**Task requirements:** Even where a record seems odd, copy it exactly as it appears below.

(Dataset records)
╔══
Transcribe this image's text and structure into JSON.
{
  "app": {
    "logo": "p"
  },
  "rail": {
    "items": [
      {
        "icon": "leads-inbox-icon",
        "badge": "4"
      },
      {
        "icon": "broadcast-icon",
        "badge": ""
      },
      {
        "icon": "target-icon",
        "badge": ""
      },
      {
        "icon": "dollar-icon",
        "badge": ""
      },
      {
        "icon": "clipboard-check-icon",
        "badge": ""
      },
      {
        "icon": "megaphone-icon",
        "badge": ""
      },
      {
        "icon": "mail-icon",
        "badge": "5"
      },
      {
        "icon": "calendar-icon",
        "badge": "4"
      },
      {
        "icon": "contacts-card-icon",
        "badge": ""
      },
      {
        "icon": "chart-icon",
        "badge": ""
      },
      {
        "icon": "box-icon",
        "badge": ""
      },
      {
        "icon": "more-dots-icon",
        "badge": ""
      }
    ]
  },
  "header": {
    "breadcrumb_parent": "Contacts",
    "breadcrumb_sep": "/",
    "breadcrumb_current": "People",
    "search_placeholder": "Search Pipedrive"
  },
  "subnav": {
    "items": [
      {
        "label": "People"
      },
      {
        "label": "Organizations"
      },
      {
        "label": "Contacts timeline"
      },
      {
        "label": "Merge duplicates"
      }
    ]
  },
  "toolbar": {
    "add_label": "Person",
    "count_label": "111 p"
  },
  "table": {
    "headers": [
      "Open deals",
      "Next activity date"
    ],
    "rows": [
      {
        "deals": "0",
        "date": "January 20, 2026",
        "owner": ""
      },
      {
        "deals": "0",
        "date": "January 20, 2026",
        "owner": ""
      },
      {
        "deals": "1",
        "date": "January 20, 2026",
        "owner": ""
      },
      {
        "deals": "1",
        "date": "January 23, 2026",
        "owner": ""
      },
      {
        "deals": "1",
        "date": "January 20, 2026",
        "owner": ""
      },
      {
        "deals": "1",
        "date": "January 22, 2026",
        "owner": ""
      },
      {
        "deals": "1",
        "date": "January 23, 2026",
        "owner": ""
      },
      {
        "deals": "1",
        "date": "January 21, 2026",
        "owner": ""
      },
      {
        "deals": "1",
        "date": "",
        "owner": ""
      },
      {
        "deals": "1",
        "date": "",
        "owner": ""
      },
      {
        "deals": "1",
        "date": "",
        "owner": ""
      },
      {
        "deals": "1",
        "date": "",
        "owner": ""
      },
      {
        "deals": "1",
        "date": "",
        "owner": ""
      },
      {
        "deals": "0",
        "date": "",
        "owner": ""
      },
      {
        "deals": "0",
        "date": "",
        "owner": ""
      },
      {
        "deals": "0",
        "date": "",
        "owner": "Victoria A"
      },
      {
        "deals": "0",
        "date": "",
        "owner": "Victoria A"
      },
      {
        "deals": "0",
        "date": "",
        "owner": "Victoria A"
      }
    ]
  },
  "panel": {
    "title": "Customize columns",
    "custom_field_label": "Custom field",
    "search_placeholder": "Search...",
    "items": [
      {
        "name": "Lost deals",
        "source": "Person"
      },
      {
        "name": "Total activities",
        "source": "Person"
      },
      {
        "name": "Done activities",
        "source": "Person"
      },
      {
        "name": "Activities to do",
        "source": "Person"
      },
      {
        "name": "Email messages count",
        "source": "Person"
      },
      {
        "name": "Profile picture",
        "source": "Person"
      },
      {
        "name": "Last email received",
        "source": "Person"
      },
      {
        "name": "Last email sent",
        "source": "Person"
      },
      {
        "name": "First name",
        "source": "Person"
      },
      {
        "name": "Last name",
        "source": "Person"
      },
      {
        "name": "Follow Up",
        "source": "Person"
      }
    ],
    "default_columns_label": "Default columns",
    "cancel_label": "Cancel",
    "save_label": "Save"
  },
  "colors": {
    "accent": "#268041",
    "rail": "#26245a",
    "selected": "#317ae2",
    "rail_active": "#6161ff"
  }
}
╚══
**Task result:**
Transcribe this image's text and structure into JSON.
{
  "app": {
    "logo": "p"
  },
  "rail": {
    "items": [
      {
        "icon": "leads-inbox-icon",
        "badge": "4"
      },
      {
        "icon": "broadcast-icon",
        "badge": ""
      },
      {
        "icon": "target-icon",
        "badge": ""
      },
      {
        "icon": "dollar-icon",
        "badge": ""
      },
      {
        "icon": "clipboard-check-icon",
        "badge": ""
      },
      {
        "icon": "megaphone-icon",
        "badge": ""
      },
      {
        "icon": "mail-icon",
        "badge": "5"
      },
      {
        "icon": "calendar-icon",
        "badge": "4"
      },
      {
        "icon": "contacts-card-icon",
        "badge": ""
      },
      {
        "icon": "chart-icon",
        "badge": ""
      },
      {
        "icon": "box-icon",
        "badge": ""
      },
      {
        "icon": "more-dots-icon",
        "badge": ""
      }
    ]
  },
  "header": {
    "breadcrumb_parent": "Contacts",
    "breadcrumb_sep": "/",
    "breadcrumb_current": "People",
    "search_placeholder": "Search Pipedrive"
  },
  "subnav": {
    "items": [
      {
        "label": "People"
      },
      {
        "label": "Organizations"
      },
      {
        "label": "Contacts timeline"
      },
      {
        "label": "Merge duplicates"
      }
    ]
  },
  "toolbar": {
    "add_label": "Person",
    "count_label": "111 p"
  },
  "table": {
    "headers": [
      "Open deals",
      "Next activity date"
    ],
    "rows": [
      {
        "deals": "0",
        "date": "January 20, 2026",
        "owner": ""
      },
      {
        "deals": "0",
        "date": "January 20, 2026",
        "owner": ""
      },
      {
        "deals": "1",
        "date": "January 20, 2026",
        "owner": ""
      },
      {
        "deals": "1",
        "date": "January 23, 2026",
        "owner": ""
      },
      {
        "deals": "1",
        "date": "January 20, 2026",
        "owner": ""
      },
      {
        "deals": "1",
        "date": "January 22, 2026",
        "owner": ""
      },
      {
        "deals": "1",
        "date": "January 23, 2026",
        "owner": ""
      },
      {
        "deals": "1",
        "date": "January 21, 2026",
        "owner": ""
      },
      {
        "deals": "1",
        "date": "",
        "owner": ""
      },
      {
        "deals": "1",
        "date": "",
        "owner": ""
      },
      {
        "deals": "1",
        "date": "",
        "owner": ""
      },
      {
        "deals": "1",
        "date": "",
        "owner": ""
      },
      {
        "deals": "1",
        "date": "",
        "owner": ""
      },
      {
        "deals": "0",
        "date": "",
        "owner": ""
      },
      {
        "deals": "0",
        "date": "",
        "owner": ""
      },
      {
        "deals": "0",
        "date": "",
        "owner": "Victoria A"
      },
      {
        "deals": "0",
        "date": "",
        "owner": "Victoria A"
      },
      {
        "deals": "0",
        "date": "",
        "owner": "Victoria A"
      }
    ]
  },
  "panel": {
    "title": "Customize columns",
    "custom_field_label": "Custom field",
    "search_placeholder": "Search...",
    "items": [
      {
        "name": "Lost deals",
        "source": "Person"
      },
      {
        "name": "Total activities",
        "source": "Person"
      },
      {
        "name": "Done activities",
        "source": "Person"
      },
      {
        "name": "Activities to do",
        "source": "Person"
      },
      {
        "name": "Email messages count",
        "source": "Person"
      },
      {
        "name": "Profile picture",
        "source": "Person"
      },
      {
        "name": "Last email received",
        "source": "Person"
      },
      {
        "name": "Last email sent",
        "source": "Person"
      },
      {
        "name": "First name",
        "source": "Person"
      },
      {
        "name": "Last name",
        "source": "Person"
      },
      {
        "name": "Follow Up",
        "source": "Person"
      }
    ],
    "default_columns_label": "Default columns",
    "cancel_label": "Cancel",
    "save_label": "Save"
  },
  "colors": {
    "accent": "#268041",
    "rail": "#26245a",
    "selected": "#317ae2",
    "rail_active": "#6161ff"
  }
}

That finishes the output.